"Big Fish" Bhakti

Margaret Dale - May 9, 2007 9:36 am

I wasn't quite sure where to post this. It just occured to me that there's a bit of the movie "Big Fish" that gives a nice display of what bhakti means, although the character is directing his love toward a girl and not toward God. The main character catches a brief glimpse of the girl, and spends the next three years doing hard labor for one piece of information about the girl each month. He then meditates on that bit of information for a month until he gets his next gem. After three years, he finally learns how to find her, and immediately rushes to where she is. He finds that she is engaged to someone else. He uses all that he has learned to try and woo her. One day he overwhelms her by gathering 10,000 of her favorite flowers for her. She comes out to see him and her fiance approaches. She asks our hero to promise not to hurt her fiance. Her fiance then proceeds to beat the daylights out of our hero, who simply stands and takes it because that is what the girl asked. Because of her fiance's behavior, the girl breaks her engagement. Our hero, bloody, black eyes, barely able to stand up, is the happiest man in the world.

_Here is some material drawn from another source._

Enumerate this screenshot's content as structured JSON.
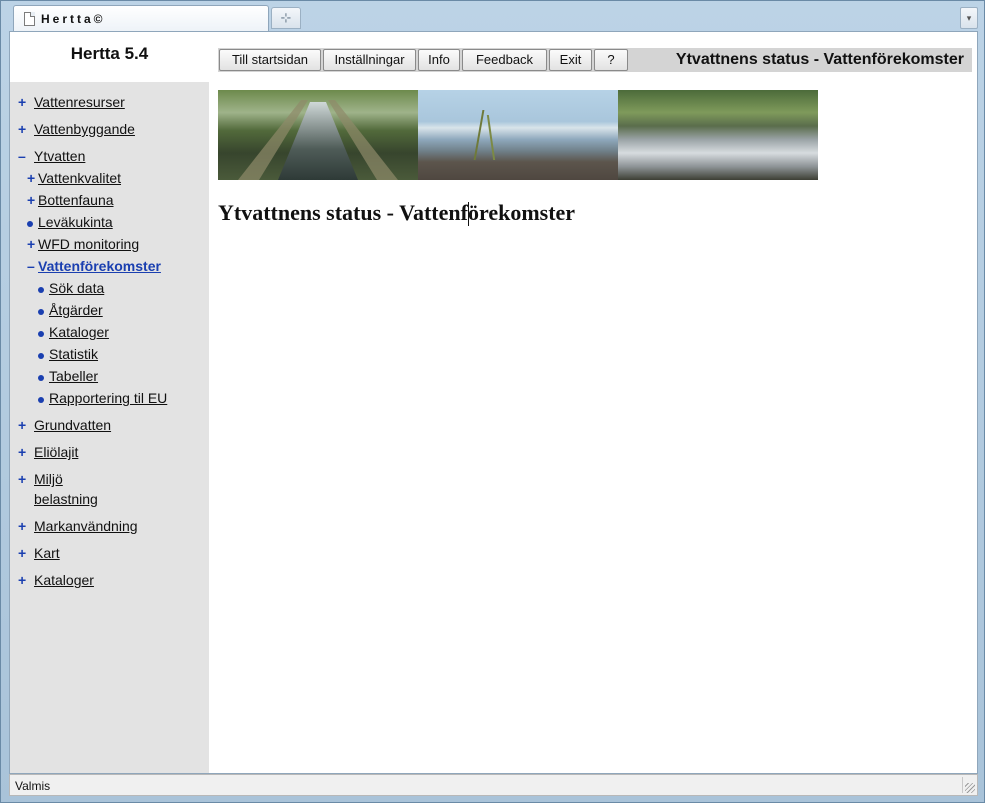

I just thought it was a great example of what our love should be like for Krsna, how focused we should be, what sacrifices we should be willing to make, how much we should tolerate out of obedience to him and to guru, and how joyful we will be when he so much as glances at us.

Sorry if this is too mundane.

Swami - May 9, 2007 11:43 am
Jason - May 9, 2007 1:56 pm

I really like that Margaret, thanks! :)

Syamasundara - May 13, 2007 2:09 am
Sorry if this is too mundane.


Thank you for making my GM smile, Margaret, and you just proved that mundane is really only our consciousness and how we apply it.

There was a period in which all I would watch on TV seemed to be about Krsna or Krsna-related stuff, and watching TV was actually a quite inspiring exercise.

Of course, this is a very delicate and risky attitude, and it's very easy to slip and get sucked into a more mundane behavior and approach if we don't have enough experience, good guidance, or sincerity; might as well stick to activities that are more anukula.


There is a very endearing story of two gaudiyas walking together, at one point one sees vultures circling in the air and starts dancing and chanting hari bol. The other devotee looks at him a little perplexed and asks him what the problem is with him, and the other says that vultures in the sky made him think there may be a dead cow somewhere (the other more and more puzzled), with the hide of a cow you can make a mrdanga, and mrdanga means nama kirtana!


Hari bol! Hari bol!


I had a few similar experiences, and it's really potent. The world is in the mind. Krsne matir astu everyone :) (Me first of course)